Cindy Jiban.

It’s back-to-school time, and Cindy Jiban is thinking about prosody. The term describes readers’ tone and rhythm, the expressiveness that students develop as reading becomes automatic.

“When you hear a student reading with good prosody, you can hear that they understand the text,” Jiban writes in a recent blogpost for NWEA, a Portland, Oregon-based provider of PreK-12 instruction tools and assessments. Based in St. Paul, Jiban serves as NWEA’s principal academic lead.

For Jiban, the concept goes even deeper and pulls together her life’s work. The former research associate at ICI's National Center on Educational Outcomes (NCEO) earned a doctorate degree in special education at University of Minnesota and has been an English, math, and special education teacher. She joined NWEA in 2009.

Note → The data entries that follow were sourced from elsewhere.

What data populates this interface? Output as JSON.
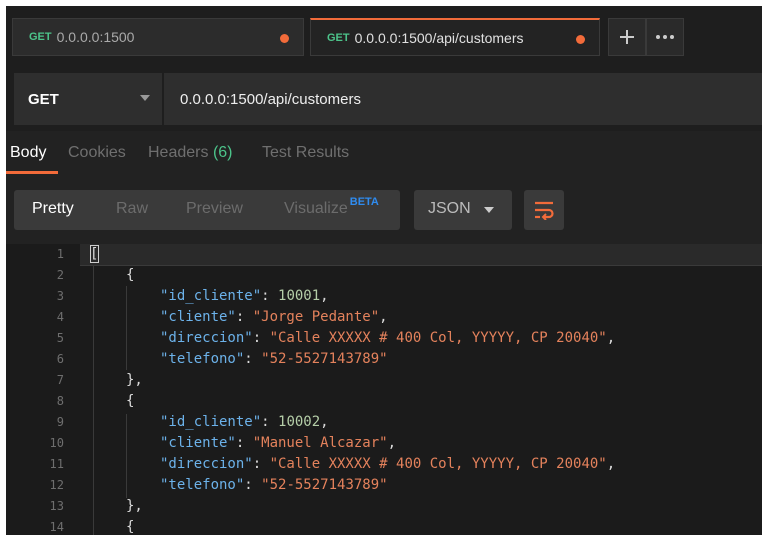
{
  "tabs": [
    {
      "method": "GET",
      "url": "0.0.0.0:1500"
    },
    {
      "method": "GET",
      "url": "0.0.0.0:1500/api/customers"
    }
  ],
  "request": {
    "method": "GET",
    "url": "0.0.0.0:1500/api/customers"
  },
  "response_tabs": {
    "body": "Body",
    "cookies": "Cookies",
    "headers": "Headers",
    "headers_count": "(6)",
    "test_results": "Test Results"
  },
  "format": {
    "pretty": "Pretty",
    "raw": "Raw",
    "preview": "Preview",
    "visualize": "Visualize",
    "beta": "BETA",
    "language": "JSON"
  },
  "icons": {
    "new_tab": "plus-icon",
    "more": "more-icon",
    "wrap": "wrap-lines-icon",
    "dropdown": "chevron-down-icon"
  },
  "colors": {
    "accent": "#f26b3a",
    "method_green": "#4cc38a",
    "json_key": "#6cb2ea",
    "json_string": "#e4825c",
    "json_number": "#b5cea8"
  },
  "code": {
    "line_numbers": [
      "1",
      "2",
      "3",
      "4",
      "5",
      "6",
      "7",
      "8",
      "9",
      "10",
      "11",
      "12",
      "13",
      "14"
    ],
    "open_bracket": "[",
    "open_brace": "{",
    "close_brace_comma": "},",
    "comma": ",",
    "colon": ": ",
    "customers": [
      {
        "k1": "\"id_cliente\"",
        "v1": "10001",
        "k2": "\"cliente\"",
        "v2": "\"Jorge Pedante\"",
        "k3": "\"direccion\"",
        "v3": "\"Calle XXXXX # 400 Col, YYYYY, CP 20040\"",
        "k4": "\"telefono\"",
        "v4": "\"52-5527143789\""
      },
      {
        "k1": "\"id_cliente\"",
        "v1": "10002",
        "k2": "\"cliente\"",
        "v2": "\"Manuel Alcazar\"",
        "k3": "\"direccion\"",
        "v3": "\"Calle XXXXX # 400 Col, YYYYY, CP 20040\"",
        "k4": "\"telefono\"",
        "v4": "\"52-5527143789\""
      }
    ]
  }
}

Each of those career building blocks contributes to the aspirations she’s working on today: creating technology-based reading fluency tools that promote reading comprehension for all students. 

“The adherence to keeping grade-level content at the forefront in assessments was really hammered home at NCEO,” she said. Much of her work also is informed by two University of Minnesota professors, Jay Samuels and the late Stanley Deno. 

“Jay Samuels was interested in expressiveness, in prosody,” Jiban said. “Machines today are good at scoring how quickly and accurately you can pile up words, but smoothness and expressiveness are very important for fluency. So, we’re now pursuing getting prosody accounted for” in machine scoring for reading, she said.

NWEA continues to hear from teachers that automation has freed up additional instruction time for teachers, Jiban said.

“We developed the first product that automates oral reading assessment through speech scoring, and it has taken off so much that today we have competitors. Today I blog and talk about why it matters. We hear from teachers that it is giving back six weeks of instructional time.”  

Which brings us back to prosody. Moving forward, by developing tools to better assess a reader’s true grasp of material, Jiban hopes the field can focus on student knowledge and understanding as the ultimate goals, not just reading rate.

“Our kids deserve the superpower of broadening their worlds and deepening their understandings another way: through reading,” Jiban writes in the blog. “They deserve tools for reaching further and deeper, for getting into consequential ideas. Let’s keep our eyes on the target: What we want for our next generation is not faster and faster reading. What we want for them is a literacy of liberation, equity, and power.”